Top of Information

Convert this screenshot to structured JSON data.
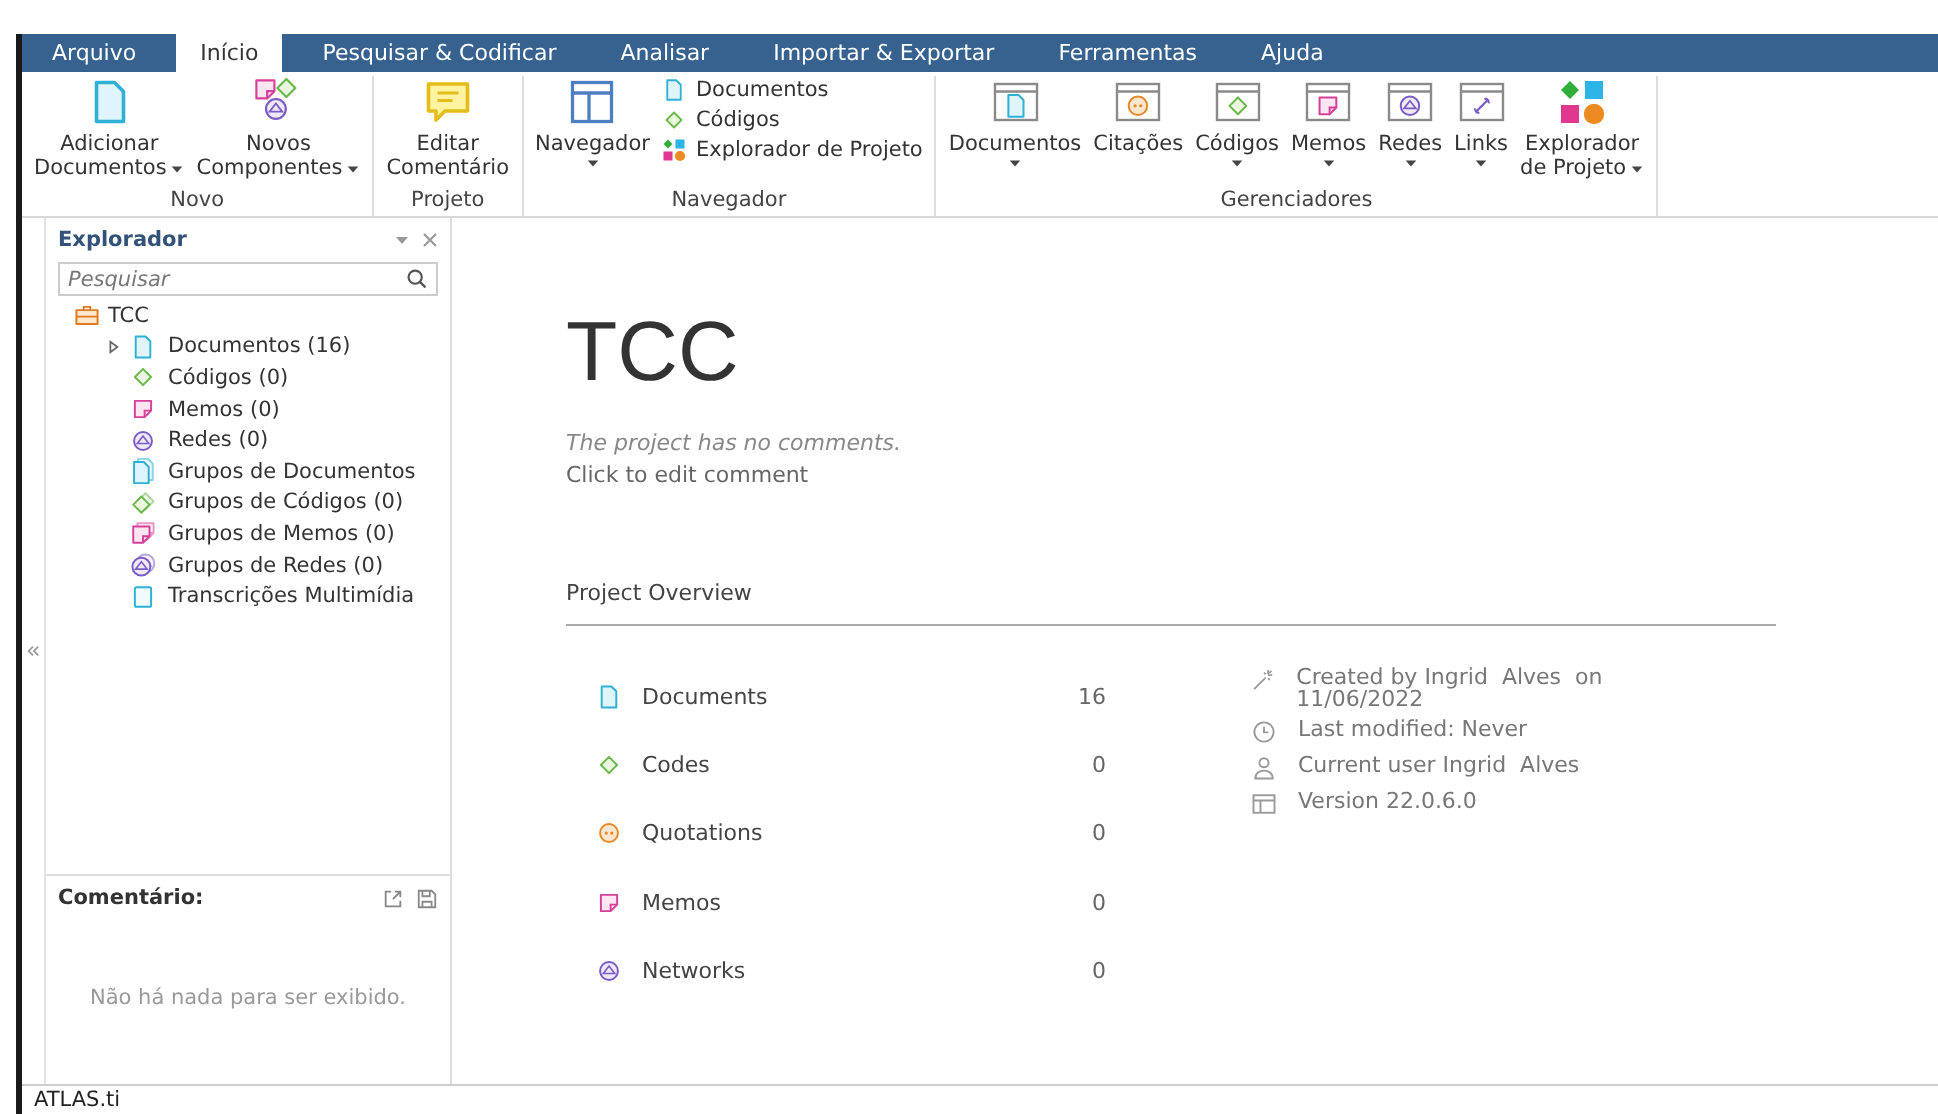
{
  "menu_tabs": [
    {
      "label": "Arquivo",
      "selected": false
    },
    {
      "label": "Início",
      "selected": true
    },
    {
      "label": "Pesquisar & Codificar",
      "selected": false
    },
    {
      "label": "Analisar",
      "selected": false
    },
    {
      "label": "Importar & Exportar",
      "selected": false
    },
    {
      "label": "Ferramentas",
      "selected": false
    },
    {
      "label": "Ajuda",
      "selected": false
    }
  ],
  "ribbon_groups": [
    {
      "label": "Novo",
      "buttons": [
        {
          "kind": "add-document",
          "lines": [
            "Adicionar",
            "Documentos"
          ],
          "dropdown": true
        },
        {
          "kind": "components",
          "lines": [
            "Novos",
            "Componentes"
          ],
          "dropdown": true
        }
      ]
    },
    {
      "label": "Projeto",
      "buttons": [
        {
          "kind": "comment",
          "lines": [
            "Editar",
            "Comentário"
          ],
          "dropdown": false
        }
      ]
    },
    {
      "label": "Navegador",
      "buttons": [
        {
          "kind": "navigator",
          "lines": [
            "Navegador"
          ],
          "dropdown": true
        }
      ],
      "links": [
        {
          "kind": "document",
          "label": "Documentos"
        },
        {
          "kind": "code",
          "label": "Códigos"
        },
        {
          "kind": "explorer",
          "label": "Explorador de Projeto"
        }
      ]
    },
    {
      "label": "Gerenciadores",
      "buttons": [
        {
          "kind": "doc-manager",
          "lines": [
            "Documentos"
          ],
          "dropdown": true
        },
        {
          "kind": "quote-manager",
          "lines": [
            "Citações"
          ],
          "dropdown": false
        },
        {
          "kind": "code-manager",
          "lines": [
            "Códigos"
          ],
          "dropdown": true
        },
        {
          "kind": "memo-manager",
          "lines": [
            "Memos"
          ],
          "dropdown": true
        },
        {
          "kind": "network-manager",
          "lines": [
            "Redes"
          ],
          "dropdown": true
        },
        {
          "kind": "link-manager",
          "lines": [
            "Links"
          ],
          "dropdown": true
        },
        {
          "kind": "explorer",
          "lines": [
            "Explorador",
            "de Projeto"
          ],
          "dropdown": true
        }
      ]
    }
  ],
  "explorer": {
    "title": "Explorador",
    "search": {
      "placeholder": "Pesquisar"
    },
    "tree": [
      {
        "kind": "project",
        "label": "TCC",
        "children": [
          {
            "kind": "document",
            "label": "Documentos (16)",
            "expanded": false
          },
          {
            "kind": "code",
            "label": "Códigos (0)"
          },
          {
            "kind": "memo",
            "label": "Memos (0)"
          },
          {
            "kind": "network",
            "label": "Redes (0)"
          },
          {
            "kind": "doc-group",
            "label": "Grupos de Documentos"
          },
          {
            "kind": "code-group",
            "label": "Grupos de Códigos (0)"
          },
          {
            "kind": "memo-group",
            "label": "Grupos de Memos (0)"
          },
          {
            "kind": "network-group",
            "label": "Grupos de Redes (0)"
          },
          {
            "kind": "transcription",
            "label": "Transcrições Multimídia"
          }
        ]
      }
    ]
  },
  "comment_panel": {
    "title": "Comentário:",
    "empty_text": "Não há nada para ser exibido."
  },
  "project": {
    "title": "TCC",
    "comment": "The project has no comments.",
    "edit_link": "Click to edit comment",
    "overview_title": "Project Overview",
    "counts": [
      {
        "kind": "document",
        "label": "Documents",
        "count": "16"
      },
      {
        "kind": "code",
        "label": "Codes",
        "count": "0"
      },
      {
        "kind": "quotation",
        "label": "Quotations",
        "count": "0"
      },
      {
        "kind": "memo",
        "label": "Memos",
        "count": "0"
      },
      {
        "kind": "network",
        "label": "Networks",
        "count": "0"
      }
    ],
    "info": [
      {
        "kind": "created",
        "text": "Created by Ingrid  Alves  on 11/06/2022"
      },
      {
        "kind": "modified",
        "text": "Last modified: Never"
      },
      {
        "kind": "user",
        "text": "Current user Ingrid  Alves"
      },
      {
        "kind": "version",
        "text": "Version 22.0.6.0"
      }
    ]
  },
  "status_bar": "ATLAS.ti"
}
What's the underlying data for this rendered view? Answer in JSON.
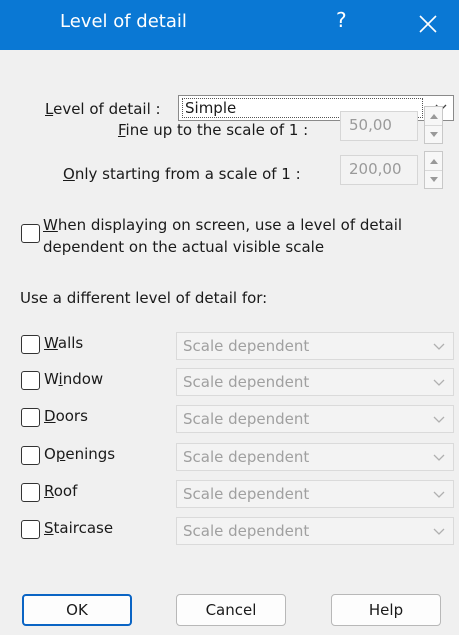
{
  "window": {
    "title": "Level of detail",
    "help_glyph": "?"
  },
  "detail": {
    "label_prefix": "L",
    "label_rest": "evel of detail :",
    "value": "Simple"
  },
  "fine": {
    "label_prefix": "F",
    "label_rest": "ine up to the scale of 1 :",
    "value": "50,00"
  },
  "only": {
    "label_prefix": "O",
    "label_rest": "nly starting from a scale of 1  :",
    "value": "200,00"
  },
  "screen_option": {
    "line1_prefix": "W",
    "line1_rest": "hen displaying on screen, use a level of detail",
    "line2": "dependent on the actual visible scale",
    "checked": false
  },
  "different_section": {
    "heading": "Use a different level of detail for:"
  },
  "elements": [
    {
      "pre": "",
      "acc": "W",
      "post": "alls",
      "value": "Scale dependent"
    },
    {
      "pre": "W",
      "acc": "i",
      "post": "ndow",
      "value": "Scale dependent"
    },
    {
      "pre": "",
      "acc": "D",
      "post": "oors",
      "value": "Scale dependent"
    },
    {
      "pre": "O",
      "acc": "p",
      "post": "enings",
      "value": "Scale dependent"
    },
    {
      "pre": "",
      "acc": "R",
      "post": "oof",
      "value": "Scale dependent"
    },
    {
      "pre": "",
      "acc": "S",
      "post": "taircase",
      "value": "Scale dependent"
    }
  ],
  "buttons": {
    "ok": "OK",
    "cancel": "Cancel",
    "help": "Help"
  },
  "colors": {
    "titlebar": "#0a78d4",
    "background": "#f0f0f0",
    "default_button_border": "#0a64c4"
  }
}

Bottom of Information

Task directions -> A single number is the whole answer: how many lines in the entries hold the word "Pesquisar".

Answer to this problem -> 2